The grim statistics don't lie: Seattle schools, along with schools across Washington State, are in crisis. Washington ranks 46th in the nation in class size; 42nd in per-pupil education spending; and currently spends $548 less per student than it did 15 years ago. The state, in other words, is not living up to its "paramount duty," as defined by the Washington Constitution: making "ample provision for the education of all children." School budgets have been reduced until there's nothing left to cut; teacher pay, meanwhile, has stagnated at an average of $45,724.

Initiative 88, heavily funded by the teachers' union, is an imperfect solution—one that mixes up city and state responsibilities to these and other urgent problems. "It's a choice between neat public policy and failing schools, and messy public policy and better schools," as one parent who supports the levy put it. It would lift the lid on the amount of property tax the city is allowed to levy, adding $156 to the average Seattle homeowner's annual property-tax bill. (A companion initiative on the ballot in November, Initiative 87, would specify how the money raised by Initiative 88 is to be spent.) In return, Seattle students would get smaller class sizes, restored arts and music programs, and all-day kindergarten. And (unlike other tax proposals we could mention) this levy would be temporary: Six years, during which education advocates vow to keep fighting with the legislature and in court to force the state to do its job.

No, Initiative 88 doesn't resolve the whole state's education crisis. And yes, it is another drip in what seems like a never-ending stream of tax requests from local, state, and regional governments. But in this case, the need is too urgent to say no. We can't let another generation of kids slip through the cracks while the legislature and school district try to hammer out a solution that makes everyone happy. Sometimes even imperfect solutions are better than doing nothing at all.

Some of John Groen's Best Friends Are Gay

By David Schmader

JOHN GROEN Blowing smoke.

During his Stranger Election Control Board interview with his opponent Chief Justice Gerry Alexander—an event that fell the day after the Washington State Supreme Court ruled against gay marriage—Supreme Court candidate John Groen repeatedly dodged questions about the issue. As a prospective judge, Groen insisted he wasn't free to weigh in on issues that might come before him in a legal capacity. However, he was happy to provide us with the name and phone number of an actual homosexual he counted as a friend, who could gaily vouch for him. After Groen offered his gay friend's contact info for the third time—he had a lot of questions to dodge—I took it.
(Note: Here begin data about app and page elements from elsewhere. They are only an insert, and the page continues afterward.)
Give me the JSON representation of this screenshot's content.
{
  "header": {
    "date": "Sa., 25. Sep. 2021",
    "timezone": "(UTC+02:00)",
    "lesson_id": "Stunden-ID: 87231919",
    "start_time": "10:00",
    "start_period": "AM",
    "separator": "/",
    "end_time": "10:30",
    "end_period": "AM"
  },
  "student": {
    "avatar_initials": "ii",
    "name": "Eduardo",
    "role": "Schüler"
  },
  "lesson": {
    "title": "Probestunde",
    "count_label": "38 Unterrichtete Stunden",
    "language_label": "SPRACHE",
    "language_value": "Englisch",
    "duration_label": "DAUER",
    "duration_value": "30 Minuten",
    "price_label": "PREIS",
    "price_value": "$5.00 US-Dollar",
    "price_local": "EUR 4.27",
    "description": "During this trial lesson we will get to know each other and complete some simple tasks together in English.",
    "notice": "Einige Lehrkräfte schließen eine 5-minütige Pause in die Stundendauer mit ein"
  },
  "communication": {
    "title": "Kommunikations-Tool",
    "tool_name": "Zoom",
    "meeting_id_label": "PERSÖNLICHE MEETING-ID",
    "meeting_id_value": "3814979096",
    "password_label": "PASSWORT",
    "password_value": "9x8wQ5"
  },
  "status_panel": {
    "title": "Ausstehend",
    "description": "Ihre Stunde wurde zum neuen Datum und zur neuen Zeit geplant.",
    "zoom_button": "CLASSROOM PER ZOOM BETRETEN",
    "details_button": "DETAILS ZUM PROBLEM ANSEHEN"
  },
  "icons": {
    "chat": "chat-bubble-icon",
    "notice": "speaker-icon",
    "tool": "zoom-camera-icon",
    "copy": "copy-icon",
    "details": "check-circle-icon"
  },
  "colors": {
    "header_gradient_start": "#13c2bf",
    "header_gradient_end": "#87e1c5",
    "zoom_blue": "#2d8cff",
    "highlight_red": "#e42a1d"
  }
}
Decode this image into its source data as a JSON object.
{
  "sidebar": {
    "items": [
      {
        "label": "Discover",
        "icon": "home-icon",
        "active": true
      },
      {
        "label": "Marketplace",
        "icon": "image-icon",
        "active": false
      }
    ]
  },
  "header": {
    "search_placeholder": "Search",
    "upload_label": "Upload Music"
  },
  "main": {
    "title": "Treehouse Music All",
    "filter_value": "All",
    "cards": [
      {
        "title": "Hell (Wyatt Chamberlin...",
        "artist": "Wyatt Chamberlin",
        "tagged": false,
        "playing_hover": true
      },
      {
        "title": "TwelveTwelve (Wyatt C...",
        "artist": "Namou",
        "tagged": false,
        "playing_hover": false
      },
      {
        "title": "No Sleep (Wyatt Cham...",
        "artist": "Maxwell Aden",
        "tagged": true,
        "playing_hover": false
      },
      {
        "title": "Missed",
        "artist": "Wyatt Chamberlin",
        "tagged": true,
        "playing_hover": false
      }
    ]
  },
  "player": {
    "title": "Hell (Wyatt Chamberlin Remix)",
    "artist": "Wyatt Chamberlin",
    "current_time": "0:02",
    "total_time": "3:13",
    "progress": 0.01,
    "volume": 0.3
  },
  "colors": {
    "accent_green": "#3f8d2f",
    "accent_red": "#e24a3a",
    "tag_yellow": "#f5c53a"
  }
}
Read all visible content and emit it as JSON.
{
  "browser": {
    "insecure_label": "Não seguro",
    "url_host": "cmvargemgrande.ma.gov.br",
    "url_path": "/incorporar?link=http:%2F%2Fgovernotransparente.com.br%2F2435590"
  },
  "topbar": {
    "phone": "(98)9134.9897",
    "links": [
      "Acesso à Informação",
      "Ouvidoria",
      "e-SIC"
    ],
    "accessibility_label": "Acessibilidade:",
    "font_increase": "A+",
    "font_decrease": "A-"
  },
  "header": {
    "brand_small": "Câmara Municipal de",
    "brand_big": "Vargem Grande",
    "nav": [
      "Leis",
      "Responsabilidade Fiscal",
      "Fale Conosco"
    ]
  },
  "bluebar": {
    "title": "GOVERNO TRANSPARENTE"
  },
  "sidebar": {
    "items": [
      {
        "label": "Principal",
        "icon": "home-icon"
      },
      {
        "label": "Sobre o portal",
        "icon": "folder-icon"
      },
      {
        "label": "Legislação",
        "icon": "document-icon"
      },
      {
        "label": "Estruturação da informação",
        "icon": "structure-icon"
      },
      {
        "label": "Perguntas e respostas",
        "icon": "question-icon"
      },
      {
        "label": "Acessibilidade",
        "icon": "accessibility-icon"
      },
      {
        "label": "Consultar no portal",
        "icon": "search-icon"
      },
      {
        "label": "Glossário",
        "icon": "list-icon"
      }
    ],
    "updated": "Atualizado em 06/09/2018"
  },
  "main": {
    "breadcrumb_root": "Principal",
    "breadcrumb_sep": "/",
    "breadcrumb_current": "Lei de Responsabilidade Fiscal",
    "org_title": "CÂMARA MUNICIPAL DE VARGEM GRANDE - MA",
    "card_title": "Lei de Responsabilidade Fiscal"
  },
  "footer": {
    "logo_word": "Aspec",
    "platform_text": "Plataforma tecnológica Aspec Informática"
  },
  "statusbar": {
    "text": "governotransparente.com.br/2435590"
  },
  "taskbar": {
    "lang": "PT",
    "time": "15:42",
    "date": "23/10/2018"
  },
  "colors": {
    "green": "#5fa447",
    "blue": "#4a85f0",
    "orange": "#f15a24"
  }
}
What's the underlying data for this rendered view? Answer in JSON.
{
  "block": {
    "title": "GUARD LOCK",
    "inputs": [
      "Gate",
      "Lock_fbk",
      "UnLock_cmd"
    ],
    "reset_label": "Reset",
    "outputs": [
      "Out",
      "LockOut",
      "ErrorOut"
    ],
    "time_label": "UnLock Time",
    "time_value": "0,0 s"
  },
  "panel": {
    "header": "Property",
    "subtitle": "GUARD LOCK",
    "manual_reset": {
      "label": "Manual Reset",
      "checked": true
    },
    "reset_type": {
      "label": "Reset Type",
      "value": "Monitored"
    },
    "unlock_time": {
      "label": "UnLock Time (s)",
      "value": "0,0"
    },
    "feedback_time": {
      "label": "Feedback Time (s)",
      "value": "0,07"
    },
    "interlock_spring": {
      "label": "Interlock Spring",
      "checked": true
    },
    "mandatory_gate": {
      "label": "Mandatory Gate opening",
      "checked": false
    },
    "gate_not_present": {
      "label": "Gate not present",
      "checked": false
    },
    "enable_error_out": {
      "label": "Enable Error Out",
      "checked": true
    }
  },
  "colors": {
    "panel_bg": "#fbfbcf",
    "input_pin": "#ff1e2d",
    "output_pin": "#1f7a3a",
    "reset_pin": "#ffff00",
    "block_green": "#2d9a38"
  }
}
Groen's gay friend is an Oregon man named Geoff Thompson, a former country-western singer who appeared as a Playgirl centerfold before purchasing the Viewpoint Inn in Corbett, Oregon. "Talking with Thompson is like talking with someone who has a syndrome like Tourette's, but one that compels not only profanity but also grandiose claims, deeply cutting insults, and threats," wrote Willamette Week's Patty Wentz in 1999, when Thomson was embroiled in a salacious land-use dispute. Hmm, guess where property-rights guy Groen comes in? Thomson's continued displays of anger and "physical and verbal threats" against staff at four Multnomah County agencies led to his being banned from all county offices. This is a character reference? For a man who wants to be a judge?

On the phone, Geoff Thompson seems perfectly sane—garrulous but not aggressive, with a love for John Groen that's absolute. "My relationship with him is one of the most important I have with another man," said Thompson, who credits Groen, a property-rights lawyer when he's not a candidate, with helping him win the aforementioned land-use battle. When I press for specifics on Groen's gay-marriage leanings, Thompson says, "One thing I do know about John, he does not believe the Constitution should be amended to ban gay marriage." Anything else? "He is a great, great man," says Thompson. "I believe in him for this job. I would not be supporting him if he was George Bush."

John Groen: Not as bad as George Bush. Hold your nose and vote Alexander.